* **WORK TASK**: All lines holding the string "Email" should be copied from the data below.

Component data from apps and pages
((
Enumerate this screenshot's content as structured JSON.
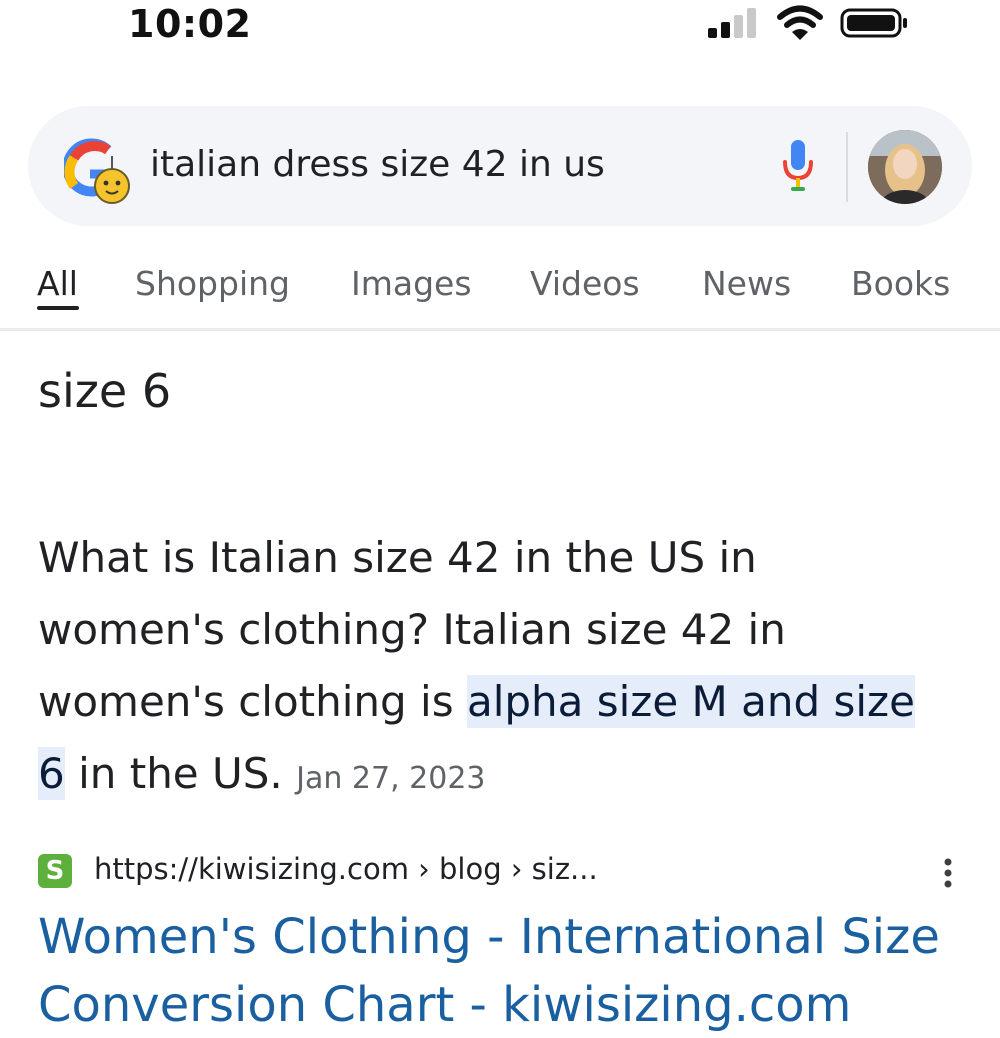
{
  "status_bar": {
    "time": "10:02"
  },
  "search": {
    "query": "italian dress size 42 in us"
  },
  "tabs": [
    {
      "label": "All",
      "active": true
    },
    {
      "label": "Shopping",
      "active": false
    },
    {
      "label": "Images",
      "active": false
    },
    {
      "label": "Videos",
      "active": false
    },
    {
      "label": "News",
      "active": false
    },
    {
      "label": "Books",
      "active": false
    }
  ],
  "answer": {
    "title": "size 6",
    "text_before": "What is Italian size 42 in the US in women's clothing? Italian size 42 in women's clothing is ",
    "highlight": "alpha size M and size 6",
    "text_after": " in the US.",
    "date": "Jan 27, 2023"
  },
  "result": {
    "favicon_letter": "S",
    "url": "https://kiwisizing.com › blog › siz...",
    "title_line1": "Women's Clothing - International Size",
    "title_line2": "Conversion Chart - kiwisizing.com"
  },
  "icons": {
    "signal": "cellular-signal-icon",
    "wifi": "wifi-icon",
    "battery": "battery-icon",
    "google_logo": "google-doodle-logo",
    "mic": "microphone-icon",
    "more": "more-vert-icon"
  },
  "colors": {
    "link": "#1a5fa0",
    "highlight": "#e5edfb",
    "favicon": "#5cb03b",
    "search_bg": "#f3f5f8"
  }
}
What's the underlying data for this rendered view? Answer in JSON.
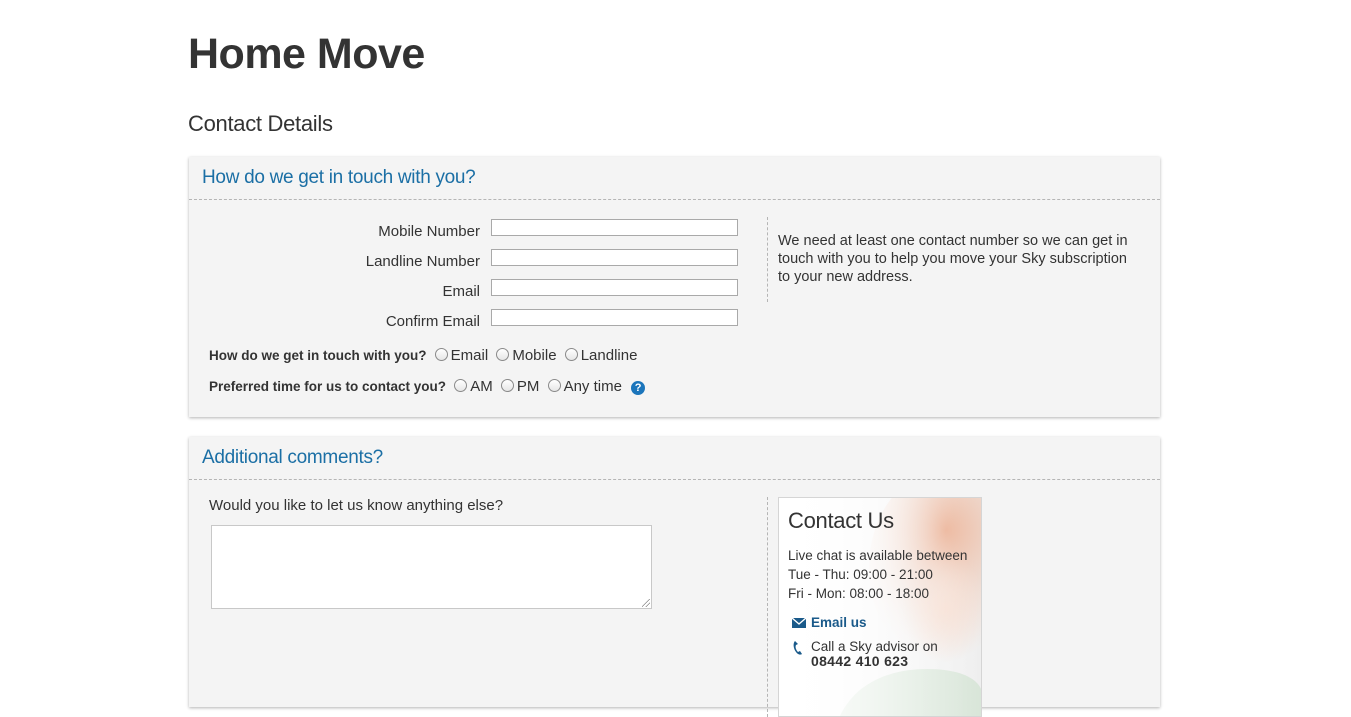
{
  "page": {
    "title": "Home Move",
    "subtitle": "Contact Details"
  },
  "contact_panel": {
    "heading": "How do we get in touch with you?",
    "fields": [
      {
        "label": "Mobile Number",
        "value": ""
      },
      {
        "label": "Landline Number",
        "value": ""
      },
      {
        "label": "Email",
        "value": ""
      },
      {
        "label": "Confirm Email",
        "value": ""
      }
    ],
    "help_text": "We need at least one contact number so we can get in touch with you to help you move your Sky subscription to your new address.",
    "contact_method": {
      "question": "How do we get in touch with you?",
      "options": [
        "Email",
        "Mobile",
        "Landline"
      ]
    },
    "preferred_time": {
      "question": "Preferred time for us to contact you?",
      "options": [
        "AM",
        "PM",
        "Any time"
      ],
      "help_icon": "?"
    }
  },
  "comments_panel": {
    "heading": "Additional comments?",
    "question": "Would you like to let us know anything else?",
    "comments_value": ""
  },
  "contact_card": {
    "title": "Contact Us",
    "chat_intro": "Live chat is available between",
    "hours_1": "Tue - Thu: 09:00 - 21:00",
    "hours_2": "Fri - Mon: 08:00 - 18:00",
    "email_link": "Email us",
    "call_text": "Call a Sky advisor on",
    "phone_number": "08442 410 623"
  },
  "colors": {
    "accent": "#1b6fa5",
    "panel_bg": "#f4f4f4",
    "help_icon": "#1b75bb"
  },
  "icons": [
    "help-icon",
    "envelope-icon",
    "phone-icon"
  ]
}
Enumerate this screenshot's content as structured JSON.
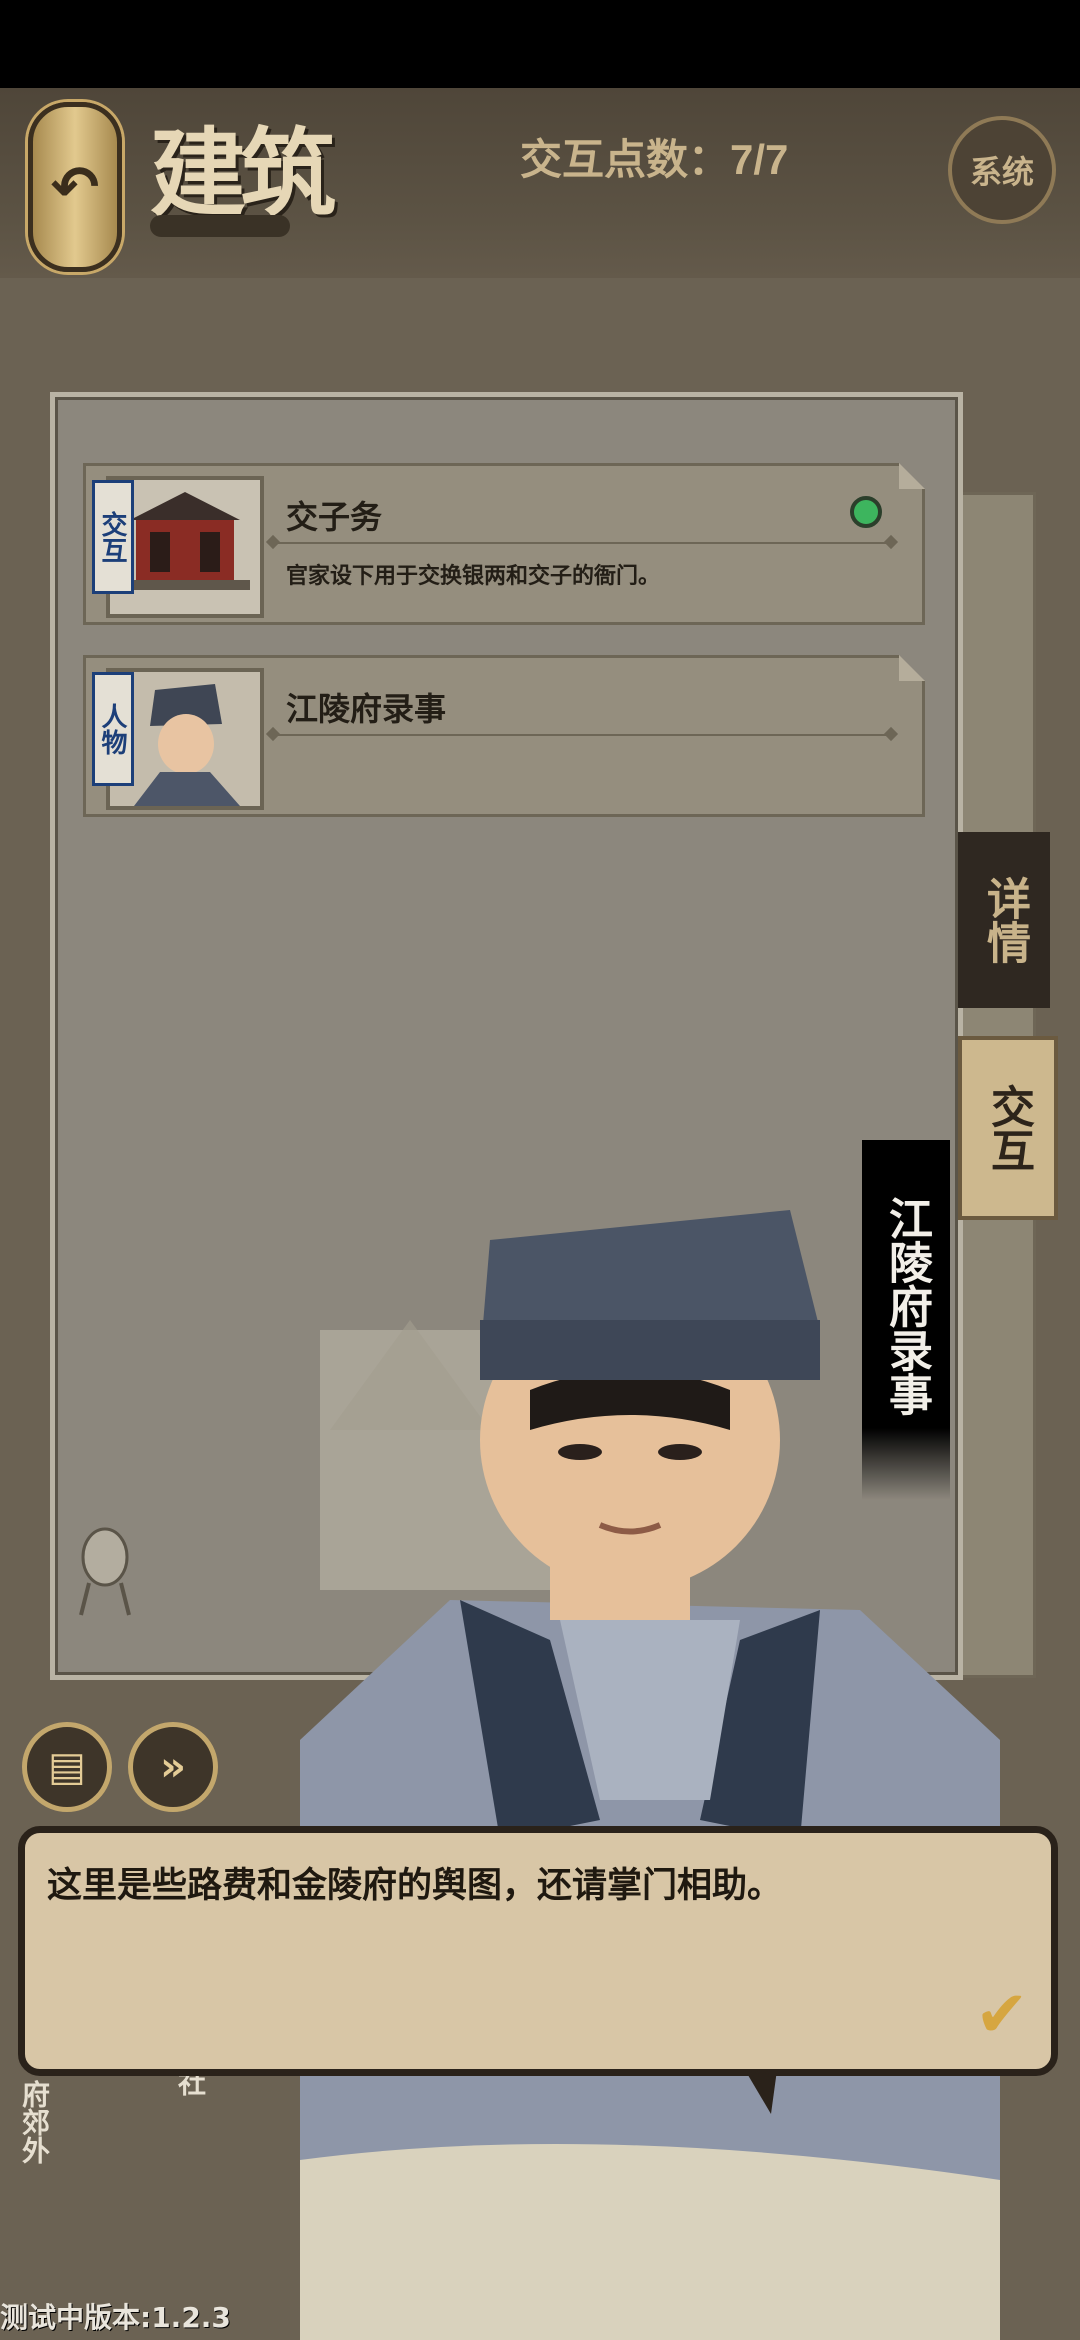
{
  "header": {
    "title": "建筑",
    "interaction_counter": "交互点数：7/7",
    "system_label": "系统",
    "back_icon": "back-arrow-icon"
  },
  "list": {
    "items": [
      {
        "tag": "交互",
        "title": "交子务",
        "description": "官家设下用于交换银两和交子的衙门。",
        "status": "active",
        "status_color": "#3db55e"
      },
      {
        "tag": "人物",
        "title": "江陵府录事",
        "description": ""
      }
    ]
  },
  "side_tabs": {
    "detail": "详情",
    "interact": "交互",
    "selected": "interact"
  },
  "npc": {
    "name": "江陵府录事"
  },
  "dialog": {
    "text": "这里是些路费和金陵府的舆图，还请掌门相助。",
    "confirm_icon": "check-icon"
  },
  "controls": {
    "log_icon": "log-icon",
    "skip_icon": "fast-forward-icon"
  },
  "map_labels": {
    "left": "府郊外",
    "mid": "社"
  },
  "footer": {
    "version": "测试中版本:1.2.3"
  }
}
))
* **YOUR SOLUTION**:
        "label": "Email",
        "label": "Confirm Email",
        "Email",
    "email_link": "Email us",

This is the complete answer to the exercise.